First, Bill Donohue of the Catholic League was furious with the UN Committee on the Rights of the Child. In a February 6th column at Newsmax, Donohue accused the UN panel of wanting the Vatican to submit to UN authority, change church law, and abandon its traditional sexual ethics. Calling the hearing and report an "ambitious power-grab", Donohue accused the committee of "arrogance" and shortsightedness regarding Catholic sexual ethics.
Next, in a February 10th statement, Priests for Life national director Frank Pavone called the report "outrageous", angry at the report's stance on contraception and other reproductive health matters.
"The arrogance displayed by those who crafted this document is equal only to their ignorance and failure to understand that the Holy See is unwavering as it upholds the dignity of all life from conception to natural death.Voices from the Heritage Foundation also weighed in. In a February 16th blog post at the Foundry, Brett Schaefer and Steven Groves accused the UN Committee on the Rights of the Child of "demanding that the Catholic Church abandon its fundamental religious doctrine to satisfy their interpretation of the [UN Convention on the Rights of the Child]. Schaefer and Groves accused the UN of hypocrisy in its condemnation of the Catholic Church's clergy abuse scandals.
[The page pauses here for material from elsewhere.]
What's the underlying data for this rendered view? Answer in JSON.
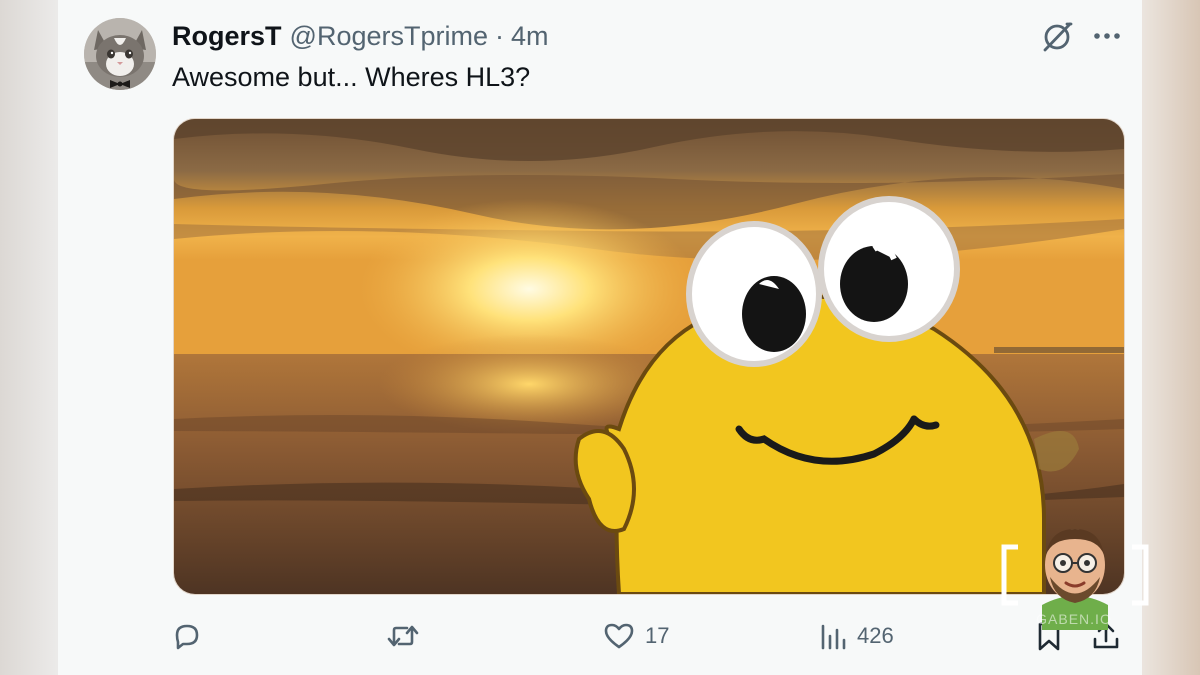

The comments issued by this UN committee on abortion, contraception for youth and the promotion of homosexuality reveal the growing radicalization of UN treaty bodies. This assault on the basic principles of the Holy See and the Catholic Church will hopefully serve as a wake-up call to faithful Catholics around the world who have not yet realized the great struggles for life and family taking place at the United Nations."
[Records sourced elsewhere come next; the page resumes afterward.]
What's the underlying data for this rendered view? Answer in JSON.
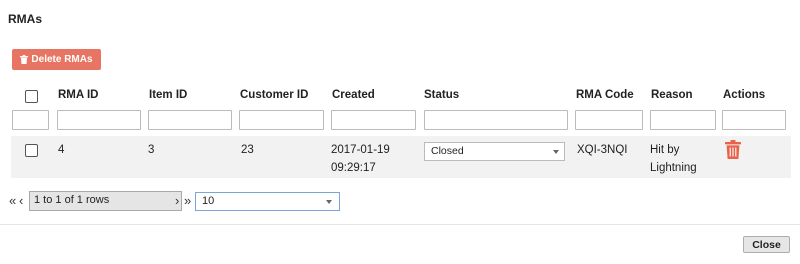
{
  "dialog": {
    "title": "RMAs",
    "close_label": "Close"
  },
  "toolbar": {
    "delete_label": "Delete RMAs",
    "delete_icon": "trash-icon"
  },
  "table": {
    "headers": [
      "RMA ID",
      "Item ID",
      "Customer ID",
      "Created",
      "Status",
      "RMA Code",
      "Reason",
      "Actions"
    ],
    "rows": [
      {
        "rma_id": "4",
        "item_id": "3",
        "customer_id": "23",
        "created_date": "2017-01-19",
        "created_time": "09:29:17",
        "status": "Closed",
        "rma_code": "XQI-3NQI",
        "reason_line1": "Hit by",
        "reason_line2": "Lightning",
        "action_icon": "trash-icon"
      }
    ]
  },
  "pager": {
    "first_icon": "«",
    "prev_icon": "‹",
    "info": "1 to 1 of 1 rows",
    "next_icon": "›",
    "last_icon": "»",
    "page_size": "10"
  },
  "colors": {
    "delete_button": "#e87563",
    "trash_icon": "#e8624b",
    "row_background": "#f2f2f2"
  }
}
"The U.N. itself has a long history of problems with sexual abuse and a decidedly checkered record of holding those responsible to account. The Catholic Church’s problems with sexual abuse and transparency are widely known and must not be ignored, but this is clearly a case of the pots judging the kettle."In my opinion, much of this is deflection from the report's damning observations on the Vatican's failings. Far from being an attack on religious belief or freedom, the report was a much-needed call for institutional responsibility in the Catholic Church. No matter what side of the political spectrum they cleave to, commentators need to take the UN report seriously and demand accountability from the Vatican.